How diversity initiatives end up marginalizing Arab Americans and US MuslimsOne of Donald Trump's first actions as President was to sign an executive order to limit Muslim immigration to the United States, a step toward the "complete shutdown of Muslims entering the United States" he had campaigned on. This extraordinary act of Islamophobia provoked unprecedented opposition: Hollywood movies and mainstream television shows began to feature more Muslim characters in contexts other than terrorism; universities and private businesses included Muslims in their diversity initiatives; and the criminal justice system took hate crimes against Muslims more seriously. Yet Broken argues that, even amid this challenge to institutionalized Islamophobia, diversity initiatives fail on their promise by only focusing on crisis moments. Evelyn Alsultany argues that Muslims get included through "crisis diversity," where high-profile Islamophobic incidents are urgently responded to and then ignored until the next crisis. In the popular cultural arena of television, this means interrogating even those representations of Muslims that others have celebrated as refreshingly positive. What kind of message does it send, for example, when a growing number of "good Muslims" on TV seem to have arrived there, ironically, only after leaving the faith? In the realm of corporations, she critically examines the firing of high-profile individuals for anti-Muslim speech--a remedy that rebrands corporations as anti-racist while institutional racism remains intact. At universities, Muslim students get included in diversity, equity, and inclusion plans but that gets disrupted if they are involved in Palestinian rights activism. Finally, she turns to hate crime laws revealing how they fail to address root causes. In each of these arenas, Alsultany finds an institutional pattern that defangs the promise of Muslim inclusion, deferring systemic change until and through the next "crisis."
About the Author
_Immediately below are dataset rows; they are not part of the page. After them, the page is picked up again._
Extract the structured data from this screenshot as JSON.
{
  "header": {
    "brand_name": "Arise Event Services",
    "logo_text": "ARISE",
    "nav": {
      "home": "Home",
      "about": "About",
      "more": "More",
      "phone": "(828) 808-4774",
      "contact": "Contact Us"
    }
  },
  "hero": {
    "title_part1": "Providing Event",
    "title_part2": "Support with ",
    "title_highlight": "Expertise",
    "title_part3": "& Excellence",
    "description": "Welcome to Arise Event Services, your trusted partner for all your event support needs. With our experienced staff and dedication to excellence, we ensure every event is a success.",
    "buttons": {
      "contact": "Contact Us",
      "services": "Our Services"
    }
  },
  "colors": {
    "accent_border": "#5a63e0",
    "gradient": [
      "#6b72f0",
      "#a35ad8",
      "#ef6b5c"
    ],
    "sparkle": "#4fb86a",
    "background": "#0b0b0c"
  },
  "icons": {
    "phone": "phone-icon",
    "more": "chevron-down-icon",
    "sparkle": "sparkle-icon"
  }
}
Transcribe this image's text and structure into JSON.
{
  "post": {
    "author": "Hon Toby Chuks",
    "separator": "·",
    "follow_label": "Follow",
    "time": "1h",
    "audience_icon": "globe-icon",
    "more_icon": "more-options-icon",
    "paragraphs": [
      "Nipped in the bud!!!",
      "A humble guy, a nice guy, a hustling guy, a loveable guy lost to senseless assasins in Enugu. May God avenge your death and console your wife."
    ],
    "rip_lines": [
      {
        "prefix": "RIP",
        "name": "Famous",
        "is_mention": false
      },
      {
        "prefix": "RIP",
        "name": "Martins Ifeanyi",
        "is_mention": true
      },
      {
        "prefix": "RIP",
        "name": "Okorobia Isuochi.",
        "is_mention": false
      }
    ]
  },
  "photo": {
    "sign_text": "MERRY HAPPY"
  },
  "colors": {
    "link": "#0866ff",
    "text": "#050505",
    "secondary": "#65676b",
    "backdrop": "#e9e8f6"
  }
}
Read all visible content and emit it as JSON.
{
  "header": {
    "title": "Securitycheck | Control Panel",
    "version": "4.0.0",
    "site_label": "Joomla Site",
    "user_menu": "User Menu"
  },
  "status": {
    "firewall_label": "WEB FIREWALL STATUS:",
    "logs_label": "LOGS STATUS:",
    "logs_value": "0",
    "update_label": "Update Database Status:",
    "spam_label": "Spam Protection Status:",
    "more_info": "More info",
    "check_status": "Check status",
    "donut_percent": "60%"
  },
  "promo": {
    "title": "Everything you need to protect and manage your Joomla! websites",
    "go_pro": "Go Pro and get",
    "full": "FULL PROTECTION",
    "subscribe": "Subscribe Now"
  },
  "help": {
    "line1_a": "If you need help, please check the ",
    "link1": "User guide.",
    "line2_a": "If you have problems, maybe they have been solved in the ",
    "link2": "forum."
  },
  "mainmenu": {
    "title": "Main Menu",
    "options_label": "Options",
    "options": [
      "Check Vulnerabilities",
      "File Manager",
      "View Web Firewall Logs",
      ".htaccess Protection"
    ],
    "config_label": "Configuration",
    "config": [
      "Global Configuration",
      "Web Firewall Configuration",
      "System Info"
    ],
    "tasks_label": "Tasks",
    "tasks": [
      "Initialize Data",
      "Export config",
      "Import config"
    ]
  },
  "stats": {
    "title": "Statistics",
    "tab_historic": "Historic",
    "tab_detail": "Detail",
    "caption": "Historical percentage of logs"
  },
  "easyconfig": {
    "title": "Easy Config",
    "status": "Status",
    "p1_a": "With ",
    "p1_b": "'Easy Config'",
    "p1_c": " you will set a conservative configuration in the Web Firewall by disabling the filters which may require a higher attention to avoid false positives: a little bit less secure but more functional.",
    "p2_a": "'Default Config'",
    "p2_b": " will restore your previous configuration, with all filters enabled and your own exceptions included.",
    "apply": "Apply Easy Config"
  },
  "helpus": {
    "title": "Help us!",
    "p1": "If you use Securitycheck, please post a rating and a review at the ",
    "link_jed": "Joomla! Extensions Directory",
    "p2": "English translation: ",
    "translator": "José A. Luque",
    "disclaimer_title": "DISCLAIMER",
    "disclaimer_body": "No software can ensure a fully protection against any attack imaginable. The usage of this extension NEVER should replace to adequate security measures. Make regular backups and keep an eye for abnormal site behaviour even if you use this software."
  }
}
Evelyn Alsultany is Associate Professor in the Department of American Studies and Ethnicity at the University of Southern California's Dornsife College and author of Arabs and Muslims in the Media: Race and Representation after 9/11. She is the co-editor of Arab and Arab American Feminisms: Gender, Violence, and Belonging and Between the Middle East and the Americas: The Cultural Politics of Diaspora. As a leading expert on the history of representations of Arabs and Muslims in the US media, she co-authored the Obeidi-Alsultany Test to help Hollywood improve representations of Muslims and serves as a consultant for Hollywood studios.